_WORK ORDER_: Every record needs to be set down again without a single difference.

_RECORDS_:
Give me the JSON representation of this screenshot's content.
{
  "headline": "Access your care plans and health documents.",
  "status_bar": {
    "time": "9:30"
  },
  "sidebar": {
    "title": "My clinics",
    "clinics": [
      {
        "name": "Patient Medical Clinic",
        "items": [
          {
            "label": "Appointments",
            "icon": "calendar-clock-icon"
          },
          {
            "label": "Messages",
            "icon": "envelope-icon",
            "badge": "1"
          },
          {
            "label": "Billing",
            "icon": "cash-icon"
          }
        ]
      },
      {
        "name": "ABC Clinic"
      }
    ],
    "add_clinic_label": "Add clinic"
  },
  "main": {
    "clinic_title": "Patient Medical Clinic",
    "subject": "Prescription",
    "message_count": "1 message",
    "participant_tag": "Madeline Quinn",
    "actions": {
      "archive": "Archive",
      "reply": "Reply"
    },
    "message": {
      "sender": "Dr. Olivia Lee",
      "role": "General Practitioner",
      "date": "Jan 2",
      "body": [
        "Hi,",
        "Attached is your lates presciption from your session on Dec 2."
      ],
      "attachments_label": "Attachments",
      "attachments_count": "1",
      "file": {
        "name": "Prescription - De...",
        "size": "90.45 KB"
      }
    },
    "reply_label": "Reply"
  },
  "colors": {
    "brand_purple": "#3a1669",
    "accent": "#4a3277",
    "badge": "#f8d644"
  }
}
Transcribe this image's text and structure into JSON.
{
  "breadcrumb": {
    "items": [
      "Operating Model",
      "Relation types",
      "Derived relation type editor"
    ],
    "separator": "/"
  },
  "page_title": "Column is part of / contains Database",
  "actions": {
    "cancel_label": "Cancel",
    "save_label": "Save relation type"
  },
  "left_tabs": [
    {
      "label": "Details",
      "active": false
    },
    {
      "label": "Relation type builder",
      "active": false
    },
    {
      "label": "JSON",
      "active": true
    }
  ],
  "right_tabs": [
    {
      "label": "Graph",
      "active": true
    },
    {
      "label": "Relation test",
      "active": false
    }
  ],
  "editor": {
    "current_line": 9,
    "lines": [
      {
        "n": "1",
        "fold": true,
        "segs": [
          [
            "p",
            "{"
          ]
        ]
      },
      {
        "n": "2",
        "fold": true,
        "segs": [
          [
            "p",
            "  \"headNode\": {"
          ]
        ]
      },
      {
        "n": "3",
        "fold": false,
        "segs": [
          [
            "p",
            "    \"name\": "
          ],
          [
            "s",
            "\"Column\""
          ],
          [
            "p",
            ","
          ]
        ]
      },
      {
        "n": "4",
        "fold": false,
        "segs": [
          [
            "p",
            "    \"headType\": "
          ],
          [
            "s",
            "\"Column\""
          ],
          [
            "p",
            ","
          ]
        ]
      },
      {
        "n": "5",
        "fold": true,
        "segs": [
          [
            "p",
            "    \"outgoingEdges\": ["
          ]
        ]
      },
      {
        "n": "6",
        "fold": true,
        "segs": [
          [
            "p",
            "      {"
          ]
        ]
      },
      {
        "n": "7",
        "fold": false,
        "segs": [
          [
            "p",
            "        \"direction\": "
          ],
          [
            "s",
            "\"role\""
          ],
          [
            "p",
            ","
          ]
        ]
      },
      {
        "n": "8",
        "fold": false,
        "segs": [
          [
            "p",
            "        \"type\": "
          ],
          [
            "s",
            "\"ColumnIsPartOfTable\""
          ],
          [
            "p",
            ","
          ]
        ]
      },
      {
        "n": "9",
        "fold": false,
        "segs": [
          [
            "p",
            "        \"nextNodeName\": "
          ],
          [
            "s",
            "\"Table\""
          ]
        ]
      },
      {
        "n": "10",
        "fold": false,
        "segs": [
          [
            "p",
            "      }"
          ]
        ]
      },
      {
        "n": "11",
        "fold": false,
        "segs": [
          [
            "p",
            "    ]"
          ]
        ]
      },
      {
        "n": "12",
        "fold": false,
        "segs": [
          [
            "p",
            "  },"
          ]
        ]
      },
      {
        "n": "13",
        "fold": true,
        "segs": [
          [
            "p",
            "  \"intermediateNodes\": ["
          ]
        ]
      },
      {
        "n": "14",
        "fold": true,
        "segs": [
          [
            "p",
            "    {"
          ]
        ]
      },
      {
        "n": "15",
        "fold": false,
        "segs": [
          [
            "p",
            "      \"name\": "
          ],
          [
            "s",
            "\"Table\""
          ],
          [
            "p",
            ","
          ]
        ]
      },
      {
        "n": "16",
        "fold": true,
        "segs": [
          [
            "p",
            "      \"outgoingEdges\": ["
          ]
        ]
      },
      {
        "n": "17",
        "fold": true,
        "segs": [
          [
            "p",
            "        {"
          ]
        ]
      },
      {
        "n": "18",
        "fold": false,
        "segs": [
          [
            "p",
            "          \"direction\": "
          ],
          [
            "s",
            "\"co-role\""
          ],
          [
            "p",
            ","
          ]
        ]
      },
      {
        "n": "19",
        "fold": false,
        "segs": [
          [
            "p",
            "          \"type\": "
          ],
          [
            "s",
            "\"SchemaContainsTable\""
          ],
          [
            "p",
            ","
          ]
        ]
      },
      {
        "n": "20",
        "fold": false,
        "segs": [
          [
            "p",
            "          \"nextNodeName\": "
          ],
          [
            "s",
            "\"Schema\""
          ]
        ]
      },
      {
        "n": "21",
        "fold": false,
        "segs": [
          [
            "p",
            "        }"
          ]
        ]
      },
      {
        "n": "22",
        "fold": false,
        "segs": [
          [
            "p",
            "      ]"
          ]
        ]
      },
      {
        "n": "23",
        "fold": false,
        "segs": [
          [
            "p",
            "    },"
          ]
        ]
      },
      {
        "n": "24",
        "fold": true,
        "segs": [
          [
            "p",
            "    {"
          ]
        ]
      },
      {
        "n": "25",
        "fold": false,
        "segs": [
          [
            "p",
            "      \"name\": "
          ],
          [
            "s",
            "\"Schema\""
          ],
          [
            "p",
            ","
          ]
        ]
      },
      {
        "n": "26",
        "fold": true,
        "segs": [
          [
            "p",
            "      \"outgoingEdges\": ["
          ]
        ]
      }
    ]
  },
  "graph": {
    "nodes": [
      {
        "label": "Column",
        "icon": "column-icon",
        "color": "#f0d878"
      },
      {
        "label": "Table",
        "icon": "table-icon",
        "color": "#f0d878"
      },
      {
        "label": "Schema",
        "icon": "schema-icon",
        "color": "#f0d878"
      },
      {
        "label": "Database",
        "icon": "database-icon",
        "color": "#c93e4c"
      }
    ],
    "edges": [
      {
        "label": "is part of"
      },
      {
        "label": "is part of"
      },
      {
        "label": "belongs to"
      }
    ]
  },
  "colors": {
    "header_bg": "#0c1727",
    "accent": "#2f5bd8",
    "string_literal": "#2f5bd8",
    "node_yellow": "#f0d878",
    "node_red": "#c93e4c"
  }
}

_RESPONSE TO THIS TASK_:
Give me the JSON representation of this screenshot's content.
{
  "headline": "Access your care plans and health documents.",
  "status_bar": {
    "time": "9:30"
  },
  "sidebar": {
    "title": "My clinics",
    "clinics": [
      {
        "name": "Patient Medical Clinic",
        "items": [
          {
            "label": "Appointments",
            "icon": "calendar-clock-icon"
          },
          {
            "label": "Messages",
            "icon": "envelope-icon",
            "badge": "1"
          },
          {
            "label": "Billing",
            "icon": "cash-icon"
          }
        ]
      },
      {
        "name": "ABC Clinic"
      }
    ],
    "add_clinic_label": "Add clinic"
  },
  "main": {
    "clinic_title": "Patient Medical Clinic",
    "subject": "Prescription",
    "message_count": "1 message",
    "participant_tag": "Madeline Quinn",
    "actions": {
      "archive": "Archive",
      "reply": "Reply"
    },
    "message": {
      "sender": "Dr. Olivia Lee",
      "role": "General Practitioner",
      "date": "Jan 2",
      "body": [
        "Hi,",
        "Attached is your lates presciption from your session on Dec 2."
      ],
      "attachments_label": "Attachments",
      "attachments_count": "1",
      "file": {
        "name": "Prescription - De...",
        "size": "90.45 KB"
      }
    },
    "reply_label": "Reply"
  },
  "colors": {
    "brand_purple": "#3a1669",
    "accent": "#4a3277",
    "badge": "#f8d644"
  }
}
Transcribe this image's text and structure into JSON.
{
  "breadcrumb": {
    "items": [
      "Operating Model",
      "Relation types",
      "Derived relation type editor"
    ],
    "separator": "/"
  },
  "page_title": "Column is part of / contains Database",
  "actions": {
    "cancel_label": "Cancel",
    "save_label": "Save relation type"
  },
  "left_tabs": [
    {
      "label": "Details",
      "active": false
    },
    {
      "label": "Relation type builder",
      "active": false
    },
    {
      "label": "JSON",
      "active": true
    }
  ],
  "right_tabs": [
    {
      "label": "Graph",
      "active": true
    },
    {
      "label": "Relation test",
      "active": false
    }
  ],
  "editor": {
    "current_line": 9,
    "lines": [
      {
        "n": "1",
        "fold": true,
        "segs": [
          [
            "p",
            "{"
          ]
        ]
      },
      {
        "n": "2",
        "fold": true,
        "segs": [
          [
            "p",
            "  \"headNode\": {"
          ]
        ]
      },
      {
        "n": "3",
        "fold": false,
        "segs": [
          [
            "p",
            "    \"name\": "
          ],
          [
            "s",
            "\"Column\""
          ],
          [
            "p",
            ","
          ]
        ]
      },
      {
        "n": "4",
        "fold": false,
        "segs": [
          [
            "p",
            "    \"headType\": "
          ],
          [
            "s",
            "\"Column\""
          ],
          [
            "p",
            ","
          ]
        ]
      },
      {
        "n": "5",
        "fold": true,
        "segs": [
          [
            "p",
            "    \"outgoingEdges\": ["
          ]
        ]
      },
      {
        "n": "6",
        "fold": true,
        "segs": [
          [
            "p",
            "      {"
          ]
        ]
      },
      {
        "n": "7",
        "fold": false,
        "segs": [
          [
            "p",
            "        \"direction\": "
          ],
          [
            "s",
            "\"role\""
          ],
          [
            "p",
            ","
          ]
        ]
      },
      {
        "n": "8",
        "fold": false,
        "segs": [
          [
            "p",
            "        \"type\": "
          ],
          [
            "s",
            "\"ColumnIsPartOfTable\""
          ],
          [
            "p",
            ","
          ]
        ]
      },
      {
        "n": "9",
        "fold": false,
        "segs": [
          [
            "p",
            "        \"nextNodeName\": "
          ],
          [
            "s",
            "\"Table\""
          ]
        ]
      },
      {
        "n": "10",
        "fold": false,
        "segs": [
          [
            "p",
            "      }"
          ]
        ]
      },
      {
        "n": "11",
        "fold": false,
        "segs": [
          [
            "p",
            "    ]"
          ]
        ]
      },
      {
        "n": "12",
        "fold": false,
        "segs": [
          [
            "p",
            "  },"
          ]
        ]
      },
      {
        "n": "13",
        "fold": true,
        "segs": [
          [
            "p",
            "  \"intermediateNodes\": ["
          ]
        ]
      },
      {
        "n": "14",
        "fold": true,
        "segs": [
          [
            "p",
            "    {"
          ]
        ]
      },
      {
        "n": "15",
        "fold": false,
        "segs": [
          [
            "p",
            "      \"name\": "
          ],
          [
            "s",
            "\"Table\""
          ],
          [
            "p",
            ","
          ]
        ]
      },
      {
        "n": "16",
        "fold": true,
        "segs": [
          [
            "p",
            "      \"outgoingEdges\": ["
          ]
        ]
      },
      {
        "n": "17",
        "fold": true,
        "segs": [
          [
            "p",
            "        {"
          ]
        ]
      },
      {
        "n": "18",
        "fold": false,
        "segs": [
          [
            "p",
            "          \"direction\": "
          ],
          [
            "s",
            "\"co-role\""
          ],
          [
            "p",
            ","
          ]
        ]
      },
      {
        "n": "19",
        "fold": false,
        "segs": [
          [
            "p",
            "          \"type\": "
          ],
          [
            "s",
            "\"SchemaContainsTable\""
          ],
          [
            "p",
            ","
          ]
        ]
      },
      {
        "n": "20",
        "fold": false,
        "segs": [
          [
            "p",
            "          \"nextNodeName\": "
          ],
          [
            "s",
            "\"Schema\""
          ]
        ]
      },
      {
        "n": "21",
        "fold": false,
        "segs": [
          [
            "p",
            "        }"
          ]
        ]
      },
      {
        "n": "22",
        "fold": false,
        "segs": [
          [
            "p",
            "      ]"
          ]
        ]
      },
      {
        "n": "23",
        "fold": false,
        "segs": [
          [
            "p",
            "    },"
          ]
        ]
      },
      {
        "n": "24",
        "fold": true,
        "segs": [
          [
            "p",
            "    {"
          ]
        ]
      },
      {
        "n": "25",
        "fold": false,
        "segs": [
          [
            "p",
            "      \"name\": "
          ],
          [
            "s",
            "\"Schema\""
          ],
          [
            "p",
            ","
          ]
        ]
      },
      {
        "n": "26",
        "fold": true,
        "segs": [
          [
            "p",
            "      \"outgoingEdges\": ["
          ]
        ]
      }
    ]
  },
  "graph": {
    "nodes": [
      {
        "label": "Column",
        "icon": "column-icon",
        "color": "#f0d878"
      },
      {
        "label": "Table",
        "icon": "table-icon",
        "color": "#f0d878"
      },
      {
        "label": "Schema",
        "icon": "schema-icon",
        "color": "#f0d878"
      },
      {
        "label": "Database",
        "icon": "database-icon",
        "color": "#c93e4c"
      }
    ],
    "edges": [
      {
        "label": "is part of"
      },
      {
        "label": "is part of"
      },
      {
        "label": "belongs to"
      }
    ]
  },
  "colors": {
    "header_bg": "#0c1727",
    "accent": "#2f5bd8",
    "string_literal": "#2f5bd8",
    "node_yellow": "#f0d878",
    "node_red": "#c93e4c"
  }
}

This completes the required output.